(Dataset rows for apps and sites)
■ ■ ■ ■
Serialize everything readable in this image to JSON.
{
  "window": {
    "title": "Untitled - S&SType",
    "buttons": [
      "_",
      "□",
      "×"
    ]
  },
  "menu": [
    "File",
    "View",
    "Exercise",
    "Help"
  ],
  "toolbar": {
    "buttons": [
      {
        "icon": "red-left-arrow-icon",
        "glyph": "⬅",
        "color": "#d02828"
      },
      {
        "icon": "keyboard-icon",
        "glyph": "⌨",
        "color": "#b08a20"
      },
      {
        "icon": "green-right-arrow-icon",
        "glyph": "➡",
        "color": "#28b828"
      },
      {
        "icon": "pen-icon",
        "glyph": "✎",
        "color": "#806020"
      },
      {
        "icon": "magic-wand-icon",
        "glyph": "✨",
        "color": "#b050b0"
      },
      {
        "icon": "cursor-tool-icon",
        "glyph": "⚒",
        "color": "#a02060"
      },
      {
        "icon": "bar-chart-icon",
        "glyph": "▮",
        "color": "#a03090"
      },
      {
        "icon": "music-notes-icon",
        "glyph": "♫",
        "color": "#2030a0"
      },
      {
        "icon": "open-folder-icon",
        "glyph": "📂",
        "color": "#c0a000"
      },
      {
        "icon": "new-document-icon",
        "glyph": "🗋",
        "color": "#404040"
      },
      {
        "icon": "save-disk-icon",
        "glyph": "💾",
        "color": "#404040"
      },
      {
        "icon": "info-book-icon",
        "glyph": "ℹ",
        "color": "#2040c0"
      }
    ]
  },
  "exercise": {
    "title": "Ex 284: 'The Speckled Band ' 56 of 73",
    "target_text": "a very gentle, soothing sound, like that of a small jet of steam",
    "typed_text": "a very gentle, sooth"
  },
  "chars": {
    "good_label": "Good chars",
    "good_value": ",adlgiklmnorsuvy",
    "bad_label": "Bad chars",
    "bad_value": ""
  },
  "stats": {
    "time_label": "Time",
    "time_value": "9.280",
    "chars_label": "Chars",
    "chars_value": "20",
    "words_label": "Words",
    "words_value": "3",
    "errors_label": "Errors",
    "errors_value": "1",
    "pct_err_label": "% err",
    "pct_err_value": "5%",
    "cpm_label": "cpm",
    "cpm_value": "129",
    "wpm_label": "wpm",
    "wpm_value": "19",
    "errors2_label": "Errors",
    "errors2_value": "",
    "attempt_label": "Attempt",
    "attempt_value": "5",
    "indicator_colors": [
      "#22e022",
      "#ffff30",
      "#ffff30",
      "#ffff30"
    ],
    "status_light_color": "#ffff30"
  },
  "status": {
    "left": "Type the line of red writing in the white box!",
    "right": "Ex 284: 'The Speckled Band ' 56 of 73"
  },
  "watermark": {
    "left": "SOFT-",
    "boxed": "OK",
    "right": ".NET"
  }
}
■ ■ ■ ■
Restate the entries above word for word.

Serialize everything readable in this image to JSON.
{
  "window": {
    "title": "Untitled - S&SType",
    "buttons": [
      "_",
      "□",
      "×"
    ]
  },
  "menu": [
    "File",
    "View",
    "Exercise",
    "Help"
  ],
  "toolbar": {
    "buttons": [
      {
        "icon": "red-left-arrow-icon",
        "glyph": "⬅",
        "color": "#d02828"
      },
      {
        "icon": "keyboard-icon",
        "glyph": "⌨",
        "color": "#b08a20"
      },
      {
        "icon": "green-right-arrow-icon",
        "glyph": "➡",
        "color": "#28b828"
      },
      {
        "icon": "pen-icon",
        "glyph": "✎",
        "color": "#806020"
      },
      {
        "icon": "magic-wand-icon",
        "glyph": "✨",
        "color": "#b050b0"
      },
      {
        "icon": "cursor-tool-icon",
        "glyph": "⚒",
        "color": "#a02060"
      },
      {
        "icon": "bar-chart-icon",
        "glyph": "▮",
        "color": "#a03090"
      },
      {
        "icon": "music-notes-icon",
        "glyph": "♫",
        "color": "#2030a0"
      },
      {
        "icon": "open-folder-icon",
        "glyph": "📂",
        "color": "#c0a000"
      },
      {
        "icon": "new-document-icon",
        "glyph": "🗋",
        "color": "#404040"
      },
      {
        "icon": "save-disk-icon",
        "glyph": "💾",
        "color": "#404040"
      },
      {
        "icon": "info-book-icon",
        "glyph": "ℹ",
        "color": "#2040c0"
      }
    ]
  },
  "exercise": {
    "title": "Ex 284: 'The Speckled Band ' 56 of 73",
    "target_text": "a very gentle, soothing sound, like that of a small jet of steam",
    "typed_text": "a very gentle, sooth"
  },
  "chars": {
    "good_label": "Good chars",
    "good_value": ",adlgiklmnorsuvy",
    "bad_label": "Bad chars",
    "bad_value": ""
  },
  "stats": {
    "time_label": "Time",
    "time_value": "9.280",
    "chars_label": "Chars",
    "chars_value": "20",
    "words_label": "Words",
    "words_value": "3",
    "errors_label": "Errors",
    "errors_value": "1",
    "pct_err_label": "% err",
    "pct_err_value": "5%",
    "cpm_label": "cpm",
    "cpm_value": "129",
    "wpm_label": "wpm",
    "wpm_value": "19",
    "errors2_label": "Errors",
    "errors2_value": "",
    "attempt_label": "Attempt",
    "attempt_value": "5",
    "indicator_colors": [
      "#22e022",
      "#ffff30",
      "#ffff30",
      "#ffff30"
    ],
    "status_light_color": "#ffff30"
  },
  "status": {
    "left": "Type the line of red writing in the white box!",
    "right": "Ex 284: 'The Speckled Band ' 56 of 73"
  },
  "watermark": {
    "left": "SOFT-",
    "boxed": "OK",
    "right": ".NET"
  }
}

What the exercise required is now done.